WHAT THE CRITICS SAY:
Publishers Weekly: Vachss's latest, set in 1959, leaves recurring character Burke behind to explore the teeming, clannish, race-driven underside of American politics. The Southern town of Locke City, at the mountainous foot of the rust belt, has become the vice-driven fief of one Royal Beaumont, a wheelchair-bound "hillbilly" who indulges in casual incest and rules the town by force. When the New York Mafia tries to cut in on the action, Beaumont fights back, determined to protect his stake -- and the town's racial composition, especially with a stealthy local black militant cell gaining in strength. Michael Shalare's Irish mob arrives and proposes a truce on the grounds that once "our man" Kennedy gets in, the Italians will be "told" to leave, and racial as well as monetary order will be preserved. The book is broken by episodic bursts of dialogue with time-stamp headings ("1959 October 04 Sunday 20:46")... The pace is good and the plot is riveting.
Kirkus Reviews: There's plot and counterplot as hard guys maneuver for position and form unlikely alliances.... Dark, violent, blood-drenched, page-turning.
ABOUT THE AUTHOR:
Andrew Vachss is the author of many novels and of two collections of short stories. He has written for Parade, Antaeus, Esquire, Playboy, and The New York Times, among other publications. He divides his time between New York City and the Pacific Northwest.
A CONVERSATION WITH THE AUTHOR: "The first question everybody is going to ask about the new book is, 'Where is Burke and why is Burke not in Two Trains Running'?"
"I don't know how to respond to that question," Mr. Vachss said. "I don't have an obligation to produce Burke novels on any regular basis.

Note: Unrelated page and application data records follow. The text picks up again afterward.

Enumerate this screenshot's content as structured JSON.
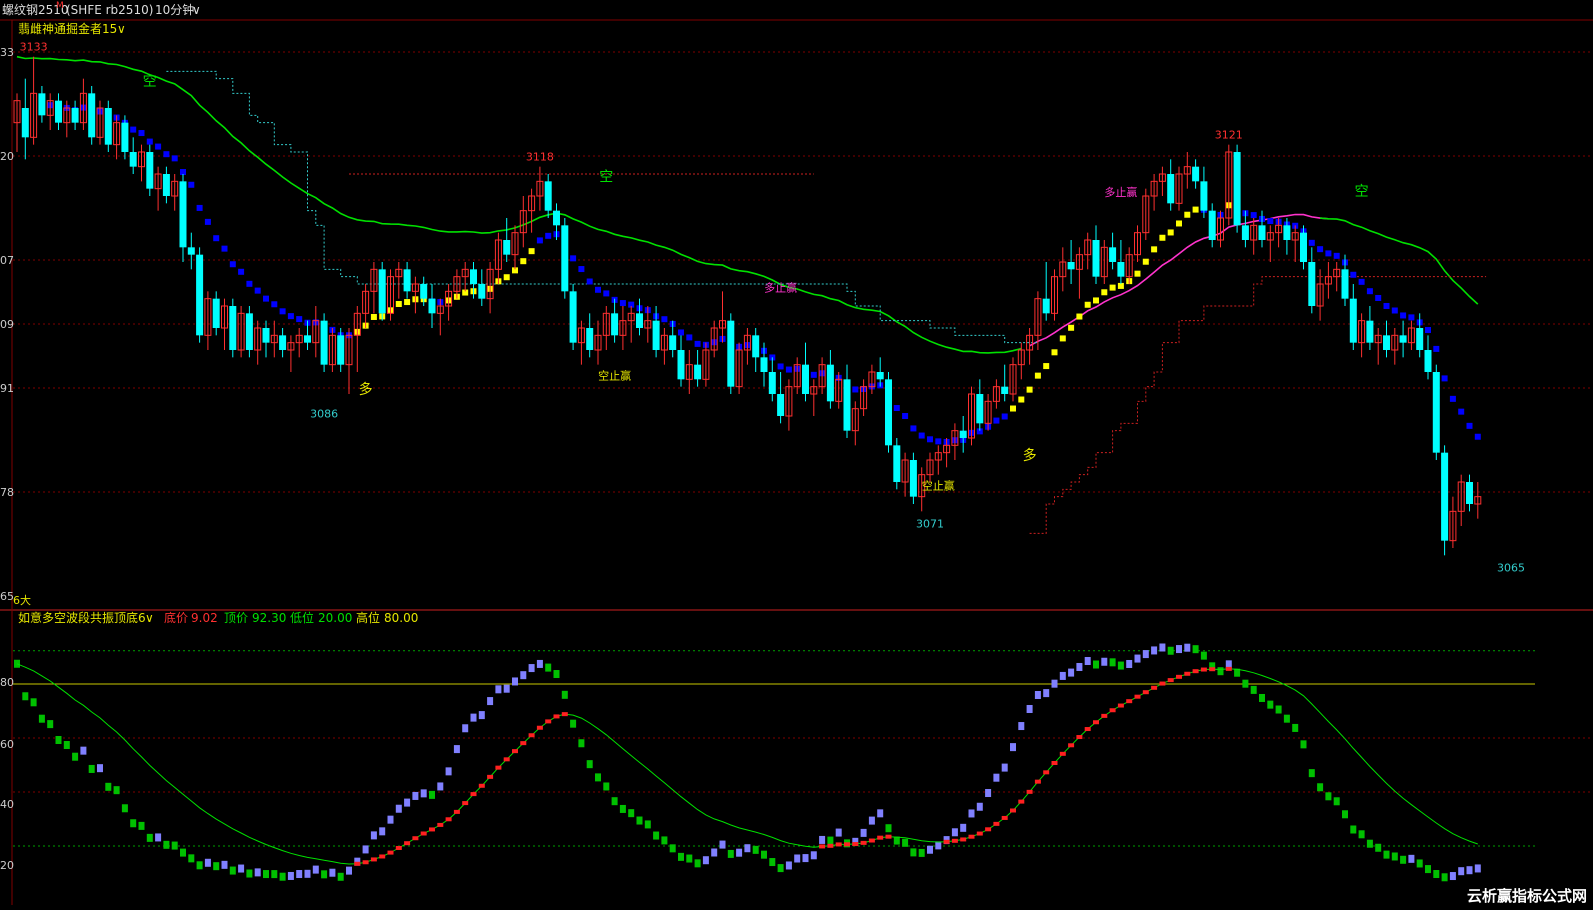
{
  "topbar": {
    "symbol": "螺纹钢2510",
    "sup": "M",
    "code": "(SHFE rb2510)",
    "period": "10分钟",
    "chev": "∨"
  },
  "main_panel": {
    "indicator_name": "翡雌神通掘金者15",
    "chev": "∨",
    "yticks": [
      "33",
      "20",
      "07",
      "09",
      "91",
      "78",
      "65"
    ],
    "corner_label": "6大"
  },
  "sub_panel": {
    "indicator_name": "如意多空波段共振顶底6",
    "chev": "∨",
    "legend": [
      {
        "label": "底价",
        "value": "9.02",
        "color": "#ff3030"
      },
      {
        "label": "顶价",
        "value": "92.30",
        "color": "#00e000"
      },
      {
        "label": "低位",
        "value": "20.00",
        "color": "#00e000"
      },
      {
        "label": "高位",
        "value": "80.00",
        "color": "#e6e600"
      }
    ],
    "yticks": [
      "80",
      "60",
      "40",
      "20"
    ]
  },
  "watermark": "云析赢指标公式网",
  "colors": {
    "up": "#ff3030",
    "down": "#00ffff",
    "ma_green": "#00e000",
    "ma_magenta": "#ff33cc",
    "step_down": "#0000ff",
    "step_up": "#ffff00",
    "osc_up": "#8080ff",
    "osc_down": "#00c000",
    "osc_signal_up": "#ff2020",
    "threshold": "#c8c800",
    "grid": "#800000"
  },
  "chart_data": [
    {
      "type": "candlestick",
      "title": "翡雌神通掘金者15",
      "ylim": [
        3060,
        3138
      ],
      "price_labels": [
        {
          "text": "3133",
          "value": 3133,
          "color": "#ff3030",
          "index": 2
        },
        {
          "text": "3118",
          "value": 3118,
          "color": "#ff3030",
          "index": 63
        },
        {
          "text": "3121",
          "value": 3121,
          "color": "#ff3030",
          "index": 146
        },
        {
          "text": "3086",
          "value": 3086,
          "color": "#33cccc",
          "index": 37
        },
        {
          "text": "3071",
          "value": 3071,
          "color": "#33cccc",
          "index": 110
        },
        {
          "text": "3065",
          "value": 3065,
          "color": "#33cccc",
          "index": 180
        }
      ],
      "signals": [
        {
          "text": "空",
          "index": 16,
          "value": 3129,
          "color": "#00e000"
        },
        {
          "text": "多",
          "index": 42,
          "value": 3087,
          "color": "#e6e600"
        },
        {
          "text": "空止赢",
          "index": 72,
          "value": 3089,
          "color": "#e6e600"
        },
        {
          "text": "空",
          "index": 71,
          "value": 3116,
          "color": "#00e000"
        },
        {
          "text": "多止赢",
          "index": 92,
          "value": 3101,
          "color": "#ff33cc"
        },
        {
          "text": "空止赢",
          "index": 111,
          "value": 3074,
          "color": "#e6e600"
        },
        {
          "text": "多",
          "index": 122,
          "value": 3078,
          "color": "#e6e600"
        },
        {
          "text": "多止赢",
          "index": 133,
          "value": 3114,
          "color": "#ff33cc"
        },
        {
          "text": "空",
          "index": 162,
          "value": 3114,
          "color": "#00e000"
        }
      ],
      "candles": [
        [
          3124,
          3128,
          3120,
          3127
        ],
        [
          3126,
          3130,
          3119,
          3122
        ],
        [
          3122,
          3133,
          3121,
          3128
        ],
        [
          3128,
          3129,
          3124,
          3125
        ],
        [
          3125,
          3128,
          3123,
          3127
        ],
        [
          3127,
          3128,
          3123,
          3124
        ],
        [
          3124,
          3127,
          3122,
          3126
        ],
        [
          3126,
          3127,
          3123,
          3124
        ],
        [
          3124,
          3130,
          3123,
          3128
        ],
        [
          3128,
          3129,
          3121,
          3122
        ],
        [
          3122,
          3127,
          3121,
          3126
        ],
        [
          3126,
          3127,
          3120,
          3121
        ],
        [
          3121,
          3125,
          3119,
          3124
        ],
        [
          3124,
          3125,
          3119,
          3120
        ],
        [
          3120,
          3122,
          3117,
          3118
        ],
        [
          3118,
          3121,
          3116,
          3120
        ],
        [
          3120,
          3121,
          3114,
          3115
        ],
        [
          3115,
          3118,
          3112,
          3117
        ],
        [
          3117,
          3118,
          3113,
          3114
        ],
        [
          3114,
          3117,
          3112,
          3116
        ],
        [
          3116,
          3117,
          3105,
          3107
        ],
        [
          3107,
          3109,
          3104,
          3106
        ],
        [
          3106,
          3107,
          3094,
          3095
        ],
        [
          3095,
          3101,
          3093,
          3100
        ],
        [
          3100,
          3101,
          3095,
          3096
        ],
        [
          3096,
          3100,
          3093,
          3099
        ],
        [
          3099,
          3100,
          3092,
          3093
        ],
        [
          3093,
          3099,
          3092,
          3098
        ],
        [
          3098,
          3099,
          3092,
          3093
        ],
        [
          3093,
          3097,
          3091,
          3096
        ],
        [
          3096,
          3097,
          3092,
          3094
        ],
        [
          3094,
          3097,
          3092,
          3095
        ],
        [
          3095,
          3096,
          3092,
          3093
        ],
        [
          3093,
          3095,
          3090,
          3094
        ],
        [
          3094,
          3096,
          3092,
          3095
        ],
        [
          3095,
          3097,
          3093,
          3094
        ],
        [
          3094,
          3099,
          3092,
          3097
        ],
        [
          3097,
          3098,
          3090,
          3091
        ],
        [
          3091,
          3096,
          3090,
          3095
        ],
        [
          3095,
          3096,
          3090,
          3091
        ],
        [
          3091,
          3096,
          3087,
          3095
        ],
        [
          3095,
          3099,
          3090,
          3098
        ],
        [
          3098,
          3102,
          3096,
          3101
        ],
        [
          3101,
          3105,
          3098,
          3104
        ],
        [
          3104,
          3105,
          3097,
          3098
        ],
        [
          3098,
          3104,
          3097,
          3103
        ],
        [
          3103,
          3105,
          3100,
          3104
        ],
        [
          3104,
          3105,
          3100,
          3101
        ],
        [
          3101,
          3103,
          3098,
          3102
        ],
        [
          3102,
          3103,
          3099,
          3100
        ],
        [
          3100,
          3102,
          3096,
          3098
        ],
        [
          3098,
          3100,
          3095,
          3099
        ],
        [
          3099,
          3102,
          3097,
          3101
        ],
        [
          3101,
          3104,
          3100,
          3103
        ],
        [
          3103,
          3105,
          3101,
          3104
        ],
        [
          3104,
          3105,
          3100,
          3102
        ],
        [
          3102,
          3104,
          3099,
          3100
        ],
        [
          3100,
          3105,
          3098,
          3104
        ],
        [
          3104,
          3109,
          3102,
          3108
        ],
        [
          3108,
          3111,
          3105,
          3106
        ],
        [
          3106,
          3110,
          3104,
          3109
        ],
        [
          3109,
          3114,
          3107,
          3112
        ],
        [
          3112,
          3115,
          3109,
          3114
        ],
        [
          3114,
          3118,
          3112,
          3116
        ],
        [
          3116,
          3117,
          3111,
          3112
        ],
        [
          3112,
          3113,
          3108,
          3110
        ],
        [
          3110,
          3111,
          3100,
          3101
        ],
        [
          3101,
          3102,
          3093,
          3094
        ],
        [
          3094,
          3097,
          3091,
          3096
        ],
        [
          3096,
          3098,
          3092,
          3093
        ],
        [
          3093,
          3097,
          3091,
          3095
        ],
        [
          3095,
          3099,
          3093,
          3098
        ],
        [
          3098,
          3100,
          3094,
          3095
        ],
        [
          3095,
          3099,
          3093,
          3097
        ],
        [
          3097,
          3099,
          3094,
          3098
        ],
        [
          3098,
          3100,
          3095,
          3096
        ],
        [
          3096,
          3099,
          3094,
          3097
        ],
        [
          3097,
          3099,
          3092,
          3093
        ],
        [
          3093,
          3096,
          3091,
          3095
        ],
        [
          3095,
          3097,
          3092,
          3093
        ],
        [
          3093,
          3095,
          3088,
          3089
        ],
        [
          3089,
          3093,
          3087,
          3091
        ],
        [
          3091,
          3093,
          3088,
          3089
        ],
        [
          3089,
          3094,
          3088,
          3093
        ],
        [
          3093,
          3097,
          3092,
          3096
        ],
        [
          3096,
          3101,
          3094,
          3097
        ],
        [
          3097,
          3098,
          3087,
          3088
        ],
        [
          3088,
          3094,
          3087,
          3093
        ],
        [
          3093,
          3096,
          3091,
          3095
        ],
        [
          3095,
          3096,
          3090,
          3092
        ],
        [
          3092,
          3094,
          3088,
          3090
        ],
        [
          3090,
          3092,
          3086,
          3087
        ],
        [
          3087,
          3090,
          3083,
          3084
        ],
        [
          3084,
          3089,
          3082,
          3088
        ],
        [
          3088,
          3092,
          3087,
          3091
        ],
        [
          3091,
          3094,
          3086,
          3087
        ],
        [
          3087,
          3089,
          3084,
          3088
        ],
        [
          3088,
          3092,
          3087,
          3091
        ],
        [
          3091,
          3093,
          3085,
          3086
        ],
        [
          3086,
          3090,
          3085,
          3089
        ],
        [
          3089,
          3091,
          3081,
          3082
        ],
        [
          3082,
          3086,
          3080,
          3085
        ],
        [
          3085,
          3089,
          3084,
          3088
        ],
        [
          3088,
          3091,
          3087,
          3090
        ],
        [
          3090,
          3092,
          3088,
          3089
        ],
        [
          3089,
          3090,
          3079,
          3080
        ],
        [
          3080,
          3081,
          3074,
          3075
        ],
        [
          3075,
          3079,
          3073,
          3078
        ],
        [
          3078,
          3079,
          3072,
          3073
        ],
        [
          3073,
          3077,
          3071,
          3076
        ],
        [
          3076,
          3079,
          3075,
          3078
        ],
        [
          3078,
          3080,
          3076,
          3079
        ],
        [
          3079,
          3081,
          3077,
          3080
        ],
        [
          3080,
          3083,
          3078,
          3082
        ],
        [
          3082,
          3084,
          3079,
          3081
        ],
        [
          3081,
          3088,
          3080,
          3087
        ],
        [
          3087,
          3089,
          3082,
          3083
        ],
        [
          3083,
          3087,
          3082,
          3086
        ],
        [
          3086,
          3089,
          3085,
          3088
        ],
        [
          3088,
          3091,
          3086,
          3087
        ],
        [
          3087,
          3092,
          3086,
          3091
        ],
        [
          3091,
          3094,
          3089,
          3093
        ],
        [
          3093,
          3096,
          3091,
          3095
        ],
        [
          3095,
          3101,
          3093,
          3100
        ],
        [
          3100,
          3105,
          3097,
          3098
        ],
        [
          3098,
          3104,
          3097,
          3103
        ],
        [
          3103,
          3107,
          3101,
          3105
        ],
        [
          3105,
          3108,
          3102,
          3104
        ],
        [
          3104,
          3107,
          3100,
          3106
        ],
        [
          3106,
          3109,
          3104,
          3108
        ],
        [
          3108,
          3110,
          3102,
          3103
        ],
        [
          3103,
          3108,
          3102,
          3107
        ],
        [
          3107,
          3109,
          3104,
          3105
        ],
        [
          3105,
          3108,
          3102,
          3103
        ],
        [
          3103,
          3107,
          3102,
          3106
        ],
        [
          3106,
          3110,
          3105,
          3109
        ],
        [
          3109,
          3115,
          3108,
          3114
        ],
        [
          3114,
          3117,
          3112,
          3116
        ],
        [
          3116,
          3118,
          3114,
          3117
        ],
        [
          3117,
          3119,
          3112,
          3113
        ],
        [
          3113,
          3118,
          3112,
          3117
        ],
        [
          3117,
          3120,
          3115,
          3118
        ],
        [
          3118,
          3119,
          3115,
          3116
        ],
        [
          3116,
          3118,
          3111,
          3112
        ],
        [
          3112,
          3113,
          3107,
          3108
        ],
        [
          3108,
          3112,
          3107,
          3111
        ],
        [
          3111,
          3121,
          3110,
          3120
        ],
        [
          3120,
          3121,
          3109,
          3110
        ],
        [
          3110,
          3112,
          3107,
          3108
        ],
        [
          3108,
          3111,
          3106,
          3110
        ],
        [
          3110,
          3112,
          3107,
          3108
        ],
        [
          3108,
          3110,
          3105,
          3109
        ],
        [
          3109,
          3111,
          3107,
          3110
        ],
        [
          3110,
          3111,
          3106,
          3108
        ],
        [
          3108,
          3110,
          3105,
          3109
        ],
        [
          3109,
          3110,
          3104,
          3105
        ],
        [
          3105,
          3107,
          3098,
          3099
        ],
        [
          3099,
          3104,
          3097,
          3102
        ],
        [
          3102,
          3105,
          3100,
          3103
        ],
        [
          3103,
          3105,
          3101,
          3104
        ],
        [
          3104,
          3106,
          3099,
          3100
        ],
        [
          3100,
          3102,
          3093,
          3094
        ],
        [
          3094,
          3098,
          3092,
          3097
        ],
        [
          3097,
          3099,
          3093,
          3094
        ],
        [
          3094,
          3096,
          3091,
          3095
        ],
        [
          3095,
          3097,
          3092,
          3093
        ],
        [
          3093,
          3096,
          3091,
          3095
        ],
        [
          3095,
          3097,
          3092,
          3094
        ],
        [
          3094,
          3097,
          3093,
          3096
        ],
        [
          3096,
          3098,
          3092,
          3093
        ],
        [
          3093,
          3095,
          3089,
          3090
        ],
        [
          3090,
          3091,
          3078,
          3079
        ],
        [
          3079,
          3080,
          3065,
          3067
        ],
        [
          3067,
          3073,
          3066,
          3071
        ],
        [
          3071,
          3076,
          3069,
          3075
        ],
        [
          3075,
          3076,
          3071,
          3072
        ],
        [
          3072,
          3075,
          3070,
          3073
        ]
      ]
    },
    {
      "type": "oscillator",
      "title": "如意多空波段共振顶底6",
      "ylim": [
        0,
        100
      ],
      "levels": {
        "底价": 9.02,
        "顶价": 92.3,
        "低位": 20,
        "高位": 80
      }
    }
  ]
}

There are other things that I want to do, and Burke isn't a suitable vehicle to do them. It's not any more complicated than that. In order to accomplish what I wanted to accomplish with this book, a Burke book isn't the right tool for the job. There will be more Burke books. It isn't as if I had to choose between the two. I've actually been working on this book for years and years and years, right through the Burke books."
Two Trains Running begins on September 28, 1959, at 9:22 in the evening and ends on October 12, 1959, at 9:22 in the evening."
"It's literally 14 days."
"How did you happen to set the book in this way?"
"The only way to do what I wanted to do was to be a journalist, so that I'm giving you surveillance logs." Mr. Vachss, who has written elsewhere that he has "always regarded [him]self more as a journalist than a novelist," explained that these "logs" allowed him to compress the ongoing action, or acts, leaving "no rest" between one act and the next. "You don't have that leaden exposition; it's all happening at the same time, so that if you go from one set of characters speaking to another set of characters speaking, the time lapse between them is where the third set of characters could be speaking. So you get the sense that it's all happening at the same time. Without that I think it wouldn't have worked. Because you would have had to fill in too many gaps."
"You would have had to write too many green trees and too many long and winding roads."
"I also would have had to account for time, because there were so many things set in motion, that if you let two or three months go by, you'd have to resolve all those things. There are many, many, many things intentionally not resolved in this book. You're supposed to be left with the sense of on-rushing events."
"This book takes a good reader. The more experienced a reader you are, the better this book 'reads' for you."